= Beginning of Section =
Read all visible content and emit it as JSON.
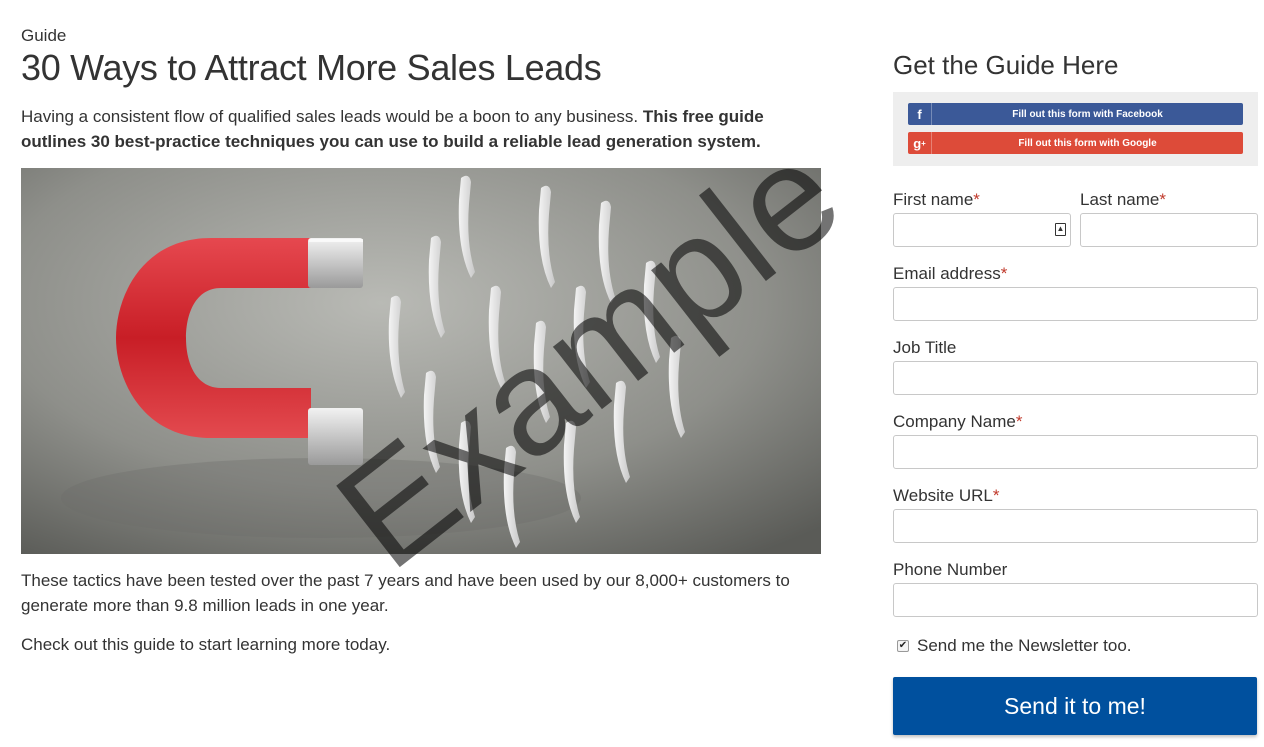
{
  "guide": {
    "eyebrow": "Guide",
    "title": "30 Ways to Attract More Sales Leads",
    "intro_plain": "Having a consistent flow of qualified sales leads would be a boon to any business. ",
    "intro_bold": "This free guide outlines 30 best-practice techniques you can use to build a reliable lead generation system.",
    "paragraph1": "These tactics have been tested over the past 7 years and have been used by our 8,000+ customers to generate more than 9.8 million leads in one year.",
    "paragraph2": "Check out this guide to start learning more today."
  },
  "form": {
    "title": "Get the Guide Here",
    "facebook_label": "Fill out this form with Facebook",
    "google_label": "Fill out this form with Google",
    "required_marker": "*",
    "first_name_label": "First name",
    "last_name_label": "Last name",
    "email_label": "Email address",
    "job_title_label": "Job Title",
    "company_label": "Company Name",
    "website_label": "Website URL",
    "phone_label": "Phone Number",
    "newsletter_label": "Send me the Newsletter too.",
    "newsletter_checked": true,
    "submit_label": "Send it to me!"
  },
  "watermark_text": "Example",
  "colors": {
    "facebook": "#3b5998",
    "google": "#dd4b39",
    "submit": "#00509e",
    "required": "#c0392b"
  }
}
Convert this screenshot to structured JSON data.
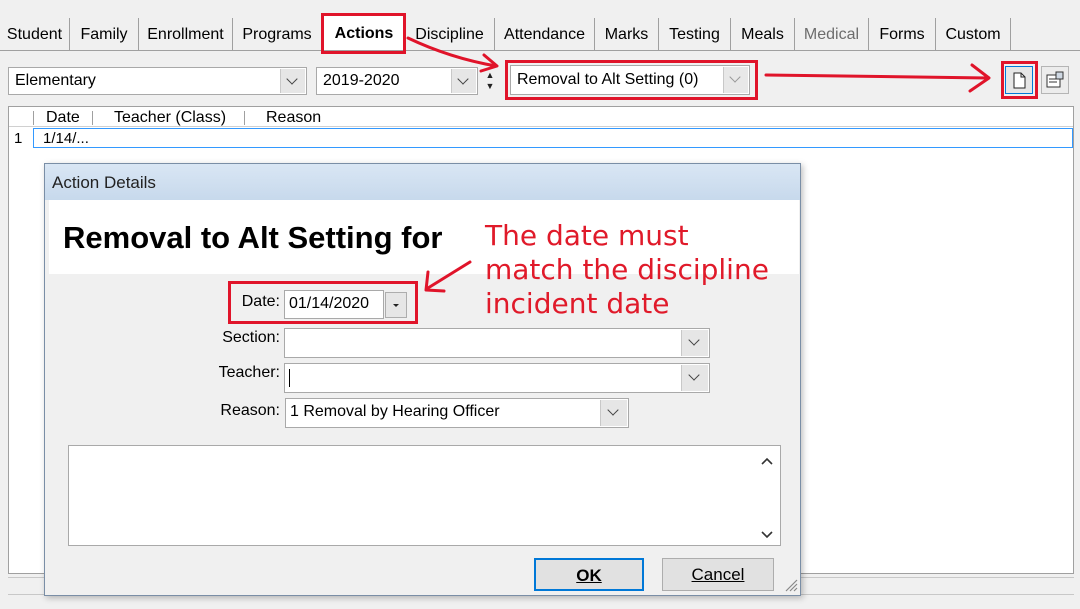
{
  "tabs": [
    {
      "label": "Student",
      "state": "normal"
    },
    {
      "label": "Family",
      "state": "normal"
    },
    {
      "label": "Enrollment",
      "state": "normal"
    },
    {
      "label": "Programs",
      "state": "normal"
    },
    {
      "label": "Actions",
      "state": "active"
    },
    {
      "label": "Discipline",
      "state": "normal"
    },
    {
      "label": "Attendance",
      "state": "normal"
    },
    {
      "label": "Marks",
      "state": "normal"
    },
    {
      "label": "Testing",
      "state": "normal"
    },
    {
      "label": "Meals",
      "state": "normal"
    },
    {
      "label": "Medical",
      "state": "disabled"
    },
    {
      "label": "Forms",
      "state": "normal"
    },
    {
      "label": "Custom",
      "state": "normal"
    }
  ],
  "toolbar": {
    "school": "Elementary",
    "year": "2019-2020",
    "action_type": "Removal to Alt Setting (0)"
  },
  "grid": {
    "columns": [
      "Date",
      "Teacher (Class)",
      "Reason"
    ],
    "rows": [
      {
        "num": "1",
        "date": "1/14/..."
      }
    ]
  },
  "dialog": {
    "title": "Action Details",
    "heading": "Removal to Alt Setting for",
    "date_label": "Date:",
    "date_value": "01/14/2020",
    "section_label": "Section:",
    "section_value": "",
    "teacher_label": "Teacher:",
    "teacher_value": "",
    "reason_label": "Reason:",
    "reason_value": "1 Removal by Hearing Officer",
    "notes": "",
    "ok_label": "OK",
    "cancel_label": "Cancel"
  },
  "annotation": {
    "note_lines": [
      "The date must",
      "match the discipline",
      "incident date"
    ],
    "color": "#e0142a"
  }
}
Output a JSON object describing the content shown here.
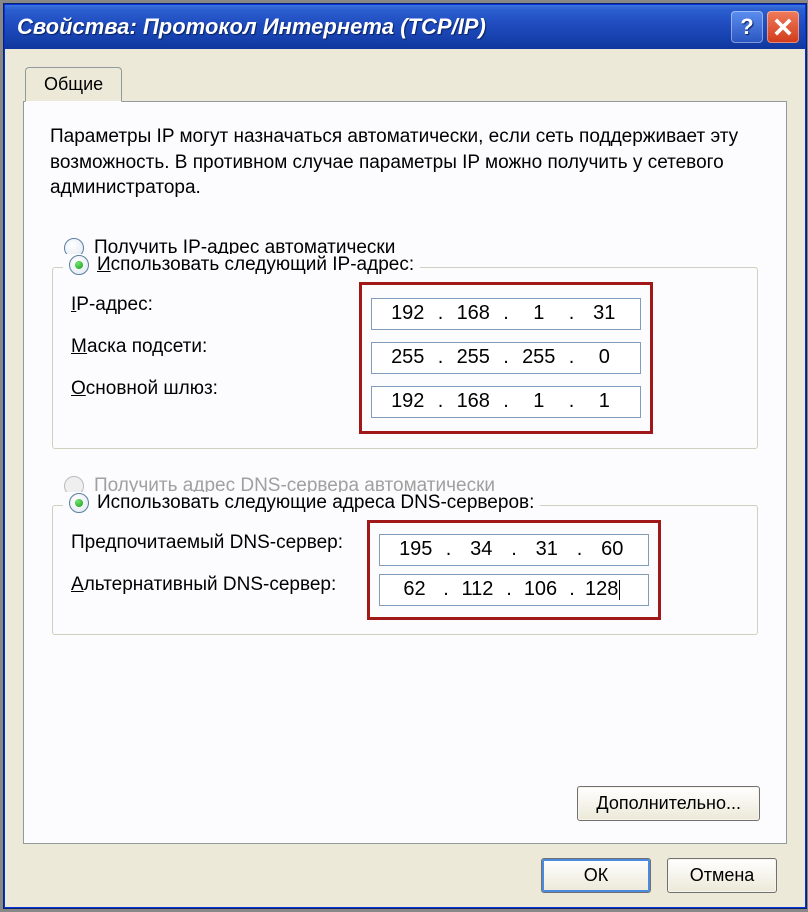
{
  "window": {
    "title": "Свойства: Протокол Интернета (TCP/IP)"
  },
  "tab": {
    "general": "Общие"
  },
  "intro": "Параметры IP могут назначаться автоматически, если сеть поддерживает эту возможность. В противном случае параметры IP можно получить у сетевого администратора.",
  "ip": {
    "auto_prefix": "П",
    "auto_rest": "олучить IP-адрес автоматически",
    "manual_prefix": "И",
    "manual_rest": "спользовать следующий IP-адрес:",
    "addr_label_prefix": "I",
    "addr_label_rest": "P-адрес:",
    "addr": {
      "o1": "192",
      "o2": "168",
      "o3": "1",
      "o4": "31"
    },
    "mask_label_prefix": "М",
    "mask_label_rest": "аска подсети:",
    "mask": {
      "o1": "255",
      "o2": "255",
      "o3": "255",
      "o4": "0"
    },
    "gw_label_prefix": "О",
    "gw_label_rest": "сновной шлюз:",
    "gw": {
      "o1": "192",
      "o2": "168",
      "o3": "1",
      "o4": "1"
    }
  },
  "dns": {
    "auto": "Получить адрес DNS-сервера автоматически",
    "manual": "Использовать следующие адреса DNS-серверов:",
    "pref_label": "Предпочитаемый DNS-сервер:",
    "alt_label_prefix": "А",
    "alt_label_rest": "льтернативный DNS-сервер:",
    "pref": {
      "o1": "195",
      "o2": "34",
      "o3": "31",
      "o4": "60"
    },
    "alt": {
      "o1": "62",
      "o2": "112",
      "o3": "106",
      "o4": "128"
    }
  },
  "buttons": {
    "advanced_prefix": "Д",
    "advanced_rest": "ополнительно...",
    "ok": "ОК",
    "cancel": "Отмена"
  }
}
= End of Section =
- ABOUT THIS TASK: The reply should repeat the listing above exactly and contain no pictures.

- ANSWER TO THIS TASK:
Read all visible content and emit it as JSON.
{
  "guide": {
    "eyebrow": "Guide",
    "title": "30 Ways to Attract More Sales Leads",
    "intro_plain": "Having a consistent flow of qualified sales leads would be a boon to any business. ",
    "intro_bold": "This free guide outlines 30 best-practice techniques you can use to build a reliable lead generation system.",
    "paragraph1": "These tactics have been tested over the past 7 years and have been used by our 8,000+ customers to generate more than 9.8 million leads in one year.",
    "paragraph2": "Check out this guide to start learning more today."
  },
  "form": {
    "title": "Get the Guide Here",
    "facebook_label": "Fill out this form with Facebook",
    "google_label": "Fill out this form with Google",
    "required_marker": "*",
    "first_name_label": "First name",
    "last_name_label": "Last name",
    "email_label": "Email address",
    "job_title_label": "Job Title",
    "company_label": "Company Name",
    "website_label": "Website URL",
    "phone_label": "Phone Number",
    "newsletter_label": "Send me the Newsletter too.",
    "newsletter_checked": true,
    "submit_label": "Send it to me!"
  },
  "watermark_text": "Example",
  "colors": {
    "facebook": "#3b5998",
    "google": "#dd4b39",
    "submit": "#00509e",
    "required": "#c0392b"
  }
}
Convert this screenshot to structured JSON data.
{
  "tabs": [
    {
      "label": "Student",
      "state": "normal"
    },
    {
      "label": "Family",
      "state": "normal"
    },
    {
      "label": "Enrollment",
      "state": "normal"
    },
    {
      "label": "Programs",
      "state": "normal"
    },
    {
      "label": "Actions",
      "state": "active"
    },
    {
      "label": "Discipline",
      "state": "normal"
    },
    {
      "label": "Attendance",
      "state": "normal"
    },
    {
      "label": "Marks",
      "state": "normal"
    },
    {
      "label": "Testing",
      "state": "normal"
    },
    {
      "label": "Meals",
      "state": "normal"
    },
    {
      "label": "Medical",
      "state": "disabled"
    },
    {
      "label": "Forms",
      "state": "normal"
    },
    {
      "label": "Custom",
      "state": "normal"
    }
  ],
  "toolbar": {
    "school": "Elementary",
    "year": "2019-2020",
    "action_type": "Removal to Alt Setting (0)"
  },
  "grid": {
    "columns": [
      "Date",
      "Teacher (Class)",
      "Reason"
    ],
    "rows": [
      {
        "num": "1",
        "date": "1/14/..."
      }
    ]
  },
  "dialog": {
    "title": "Action Details",
    "heading": "Removal to Alt Setting for",
    "date_label": "Date:",
    "date_value": "01/14/2020",
    "section_label": "Section:",
    "section_value": "",
    "teacher_label": "Teacher:",
    "teacher_value": "",
    "reason_label": "Reason:",
    "reason_value": "1 Removal by Hearing Officer",
    "notes": "",
    "ok_label": "OK",
    "cancel_label": "Cancel"
  },
  "annotation": {
    "note_lines": [
      "The date must",
      "match the discipline",
      "incident date"
    ],
    "color": "#e0142a"
  }
}
Output a JSON object describing the content shown here.
{
  "window": {
    "title": "Свойства: Протокол Интернета (TCP/IP)"
  },
  "tab": {
    "general": "Общие"
  },
  "intro": "Параметры IP могут назначаться автоматически, если сеть поддерживает эту возможность. В противном случае параметры IP можно получить у сетевого администратора.",
  "ip": {
    "auto_prefix": "П",
    "auto_rest": "олучить IP-адрес автоматически",
    "manual_prefix": "И",
    "manual_rest": "спользовать следующий IP-адрес:",
    "addr_label_prefix": "I",
    "addr_label_rest": "P-адрес:",
    "addr": {
      "o1": "192",
      "o2": "168",
      "o3": "1",
      "o4": "31"
    },
    "mask_label_prefix": "М",
    "mask_label_rest": "аска подсети:",
    "mask": {
      "o1": "255",
      "o2": "255",
      "o3": "255",
      "o4": "0"
    },
    "gw_label_prefix": "О",
    "gw_label_rest": "сновной шлюз:",
    "gw": {
      "o1": "192",
      "o2": "168",
      "o3": "1",
      "o4": "1"
    }
  },
  "dns": {
    "auto": "Получить адрес DNS-сервера автоматически",
    "manual": "Использовать следующие адреса DNS-серверов:",
    "pref_label": "Предпочитаемый DNS-сервер:",
    "alt_label_prefix": "А",
    "alt_label_rest": "льтернативный DNS-сервер:",
    "pref": {
      "o1": "195",
      "o2": "34",
      "o3": "31",
      "o4": "60"
    },
    "alt": {
      "o1": "62",
      "o2": "112",
      "o3": "106",
      "o4": "128"
    }
  },
  "buttons": {
    "advanced_prefix": "Д",
    "advanced_rest": "ополнительно...",
    "ok": "ОК",
    "cancel": "Отмена"
  }
}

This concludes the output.